● Source data:
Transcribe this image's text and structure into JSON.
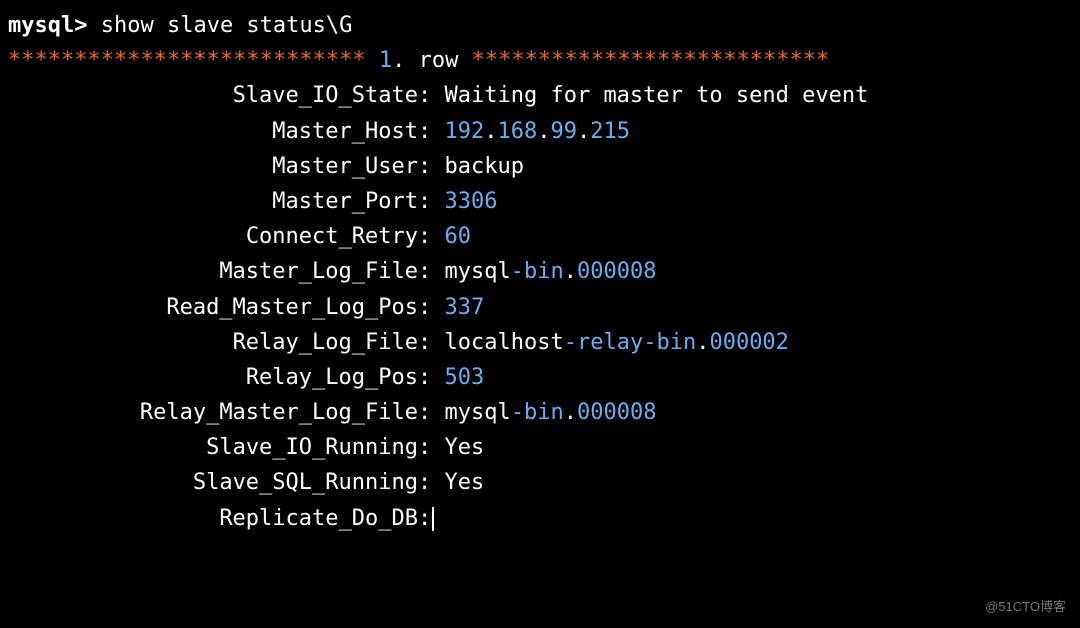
{
  "prompt": "mysql>",
  "command": "show slave status\\G",
  "rowHeader": {
    "starsLeft": "***************************",
    "num": "1",
    "dot": ".",
    "label": "row",
    "starsRight": "***************************"
  },
  "rows": {
    "slave_io_state": {
      "key": "Slave_IO_State",
      "val": "Waiting for master to send event"
    },
    "master_host": {
      "key": "Master_Host",
      "ip": [
        "192",
        "168",
        "99",
        "215"
      ]
    },
    "master_user": {
      "key": "Master_User",
      "val": "backup"
    },
    "master_port": {
      "key": "Master_Port",
      "val": "3306"
    },
    "connect_retry": {
      "key": "Connect_Retry",
      "val": "60"
    },
    "master_log_file": {
      "key": "Master_Log_File",
      "pre": "mysql",
      "mid": "bin",
      "suf": "000008"
    },
    "read_master_log_pos": {
      "key": "Read_Master_Log_Pos",
      "val": "337"
    },
    "relay_log_file": {
      "key": "Relay_Log_File",
      "p1": "localhost",
      "p2": "relay",
      "p3": "bin",
      "suf": "000002"
    },
    "relay_log_pos": {
      "key": "Relay_Log_Pos",
      "val": "503"
    },
    "relay_master_log_file": {
      "key": "Relay_Master_Log_File",
      "pre": "mysql",
      "mid": "bin",
      "suf": "000008"
    },
    "slave_io_running": {
      "key": "Slave_IO_Running",
      "val": "Yes"
    },
    "slave_sql_running": {
      "key": "Slave_SQL_Running",
      "val": "Yes"
    },
    "replicate_do_db": {
      "key": "Replicate_Do_DB",
      "val": ""
    }
  },
  "watermark": "@51CTO博客"
}
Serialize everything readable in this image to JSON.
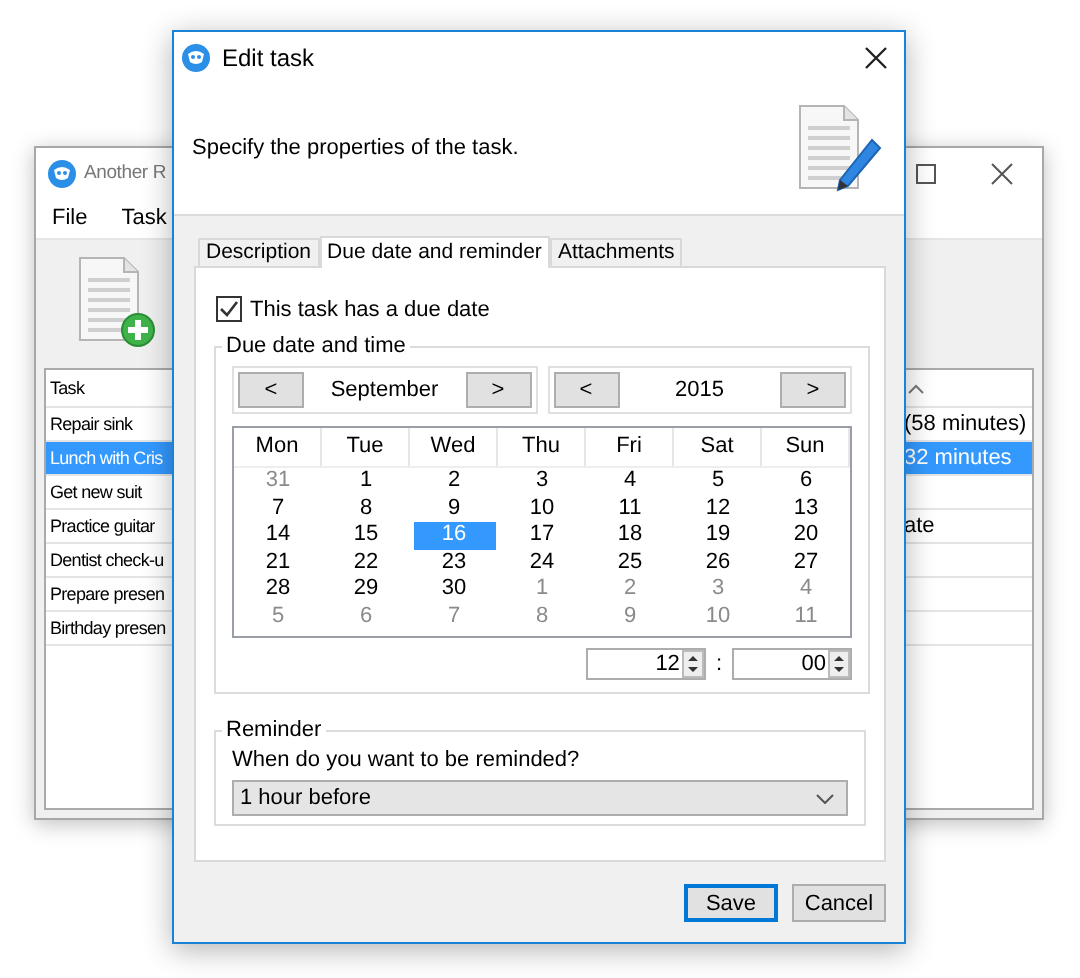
{
  "background_window": {
    "title": "Another R",
    "menu": [
      "File",
      "Task"
    ],
    "table": {
      "columns": [
        "Task"
      ],
      "rows": [
        {
          "task": "Repair sink",
          "column_2": "(58 minutes)",
          "selected": false
        },
        {
          "task": "Lunch with Cris",
          "column_2": "32 minutes",
          "selected": true
        },
        {
          "task": "Get new suit",
          "selected": false
        },
        {
          "task": "Practice guitar",
          "column_2": "ate",
          "selected": false
        },
        {
          "task": "Dentist check-u",
          "selected": false
        },
        {
          "task": "Prepare presen",
          "selected": false
        },
        {
          "task": "Birthday presen",
          "selected": false
        }
      ]
    }
  },
  "dialog": {
    "title": "Edit task",
    "instruction": "Specify the properties of the task.",
    "tabs": [
      {
        "label": "Description",
        "selected": false
      },
      {
        "label": "Due date and reminder",
        "selected": true
      },
      {
        "label": "Attachments",
        "selected": false
      }
    ],
    "has_due_date": {
      "label": "This task has a due date",
      "checked": true
    },
    "due_date_group": {
      "title": "Due date and time",
      "month": {
        "prev": "<",
        "value": "September",
        "next": ">"
      },
      "year": {
        "prev": "<",
        "value": "2015",
        "next": ">"
      },
      "weekdays": [
        "Mon",
        "Tue",
        "Wed",
        "Thu",
        "Fri",
        "Sat",
        "Sun"
      ],
      "weeks": [
        [
          {
            "day": "31",
            "in_month": false,
            "selected": false
          },
          {
            "day": "1",
            "in_month": true,
            "selected": false
          },
          {
            "day": "2",
            "in_month": true,
            "selected": false
          },
          {
            "day": "3",
            "in_month": true,
            "selected": false
          },
          {
            "day": "4",
            "in_month": true,
            "selected": false
          },
          {
            "day": "5",
            "in_month": true,
            "selected": false
          },
          {
            "day": "6",
            "in_month": true,
            "selected": false
          }
        ],
        [
          {
            "day": "7",
            "in_month": true,
            "selected": false
          },
          {
            "day": "8",
            "in_month": true,
            "selected": false
          },
          {
            "day": "9",
            "in_month": true,
            "selected": false
          },
          {
            "day": "10",
            "in_month": true,
            "selected": false
          },
          {
            "day": "11",
            "in_month": true,
            "selected": false
          },
          {
            "day": "12",
            "in_month": true,
            "selected": false
          },
          {
            "day": "13",
            "in_month": true,
            "selected": false
          }
        ],
        [
          {
            "day": "14",
            "in_month": true,
            "selected": false
          },
          {
            "day": "15",
            "in_month": true,
            "selected": false
          },
          {
            "day": "16",
            "in_month": true,
            "selected": true
          },
          {
            "day": "17",
            "in_month": true,
            "selected": false
          },
          {
            "day": "18",
            "in_month": true,
            "selected": false
          },
          {
            "day": "19",
            "in_month": true,
            "selected": false
          },
          {
            "day": "20",
            "in_month": true,
            "selected": false
          }
        ],
        [
          {
            "day": "21",
            "in_month": true,
            "selected": false
          },
          {
            "day": "22",
            "in_month": true,
            "selected": false
          },
          {
            "day": "23",
            "in_month": true,
            "selected": false
          },
          {
            "day": "24",
            "in_month": true,
            "selected": false
          },
          {
            "day": "25",
            "in_month": true,
            "selected": false
          },
          {
            "day": "26",
            "in_month": true,
            "selected": false
          },
          {
            "day": "27",
            "in_month": true,
            "selected": false
          }
        ],
        [
          {
            "day": "28",
            "in_month": true,
            "selected": false
          },
          {
            "day": "29",
            "in_month": true,
            "selected": false
          },
          {
            "day": "30",
            "in_month": true,
            "selected": false
          },
          {
            "day": "1",
            "in_month": false,
            "selected": false
          },
          {
            "day": "2",
            "in_month": false,
            "selected": false
          },
          {
            "day": "3",
            "in_month": false,
            "selected": false
          },
          {
            "day": "4",
            "in_month": false,
            "selected": false
          }
        ],
        [
          {
            "day": "5",
            "in_month": false,
            "selected": false
          },
          {
            "day": "6",
            "in_month": false,
            "selected": false
          },
          {
            "day": "7",
            "in_month": false,
            "selected": false
          },
          {
            "day": "8",
            "in_month": false,
            "selected": false
          },
          {
            "day": "9",
            "in_month": false,
            "selected": false
          },
          {
            "day": "10",
            "in_month": false,
            "selected": false
          },
          {
            "day": "11",
            "in_month": false,
            "selected": false
          }
        ]
      ],
      "hour": "12",
      "separator": ":",
      "minute": "00"
    },
    "reminder_group": {
      "title": "Reminder",
      "question": "When do you want to be reminded?",
      "value": "1 hour before"
    },
    "buttons": [
      {
        "label": "Save",
        "default": true
      },
      {
        "label": "Cancel",
        "default": false
      }
    ]
  }
}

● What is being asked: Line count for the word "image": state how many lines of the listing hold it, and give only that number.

● Response: 2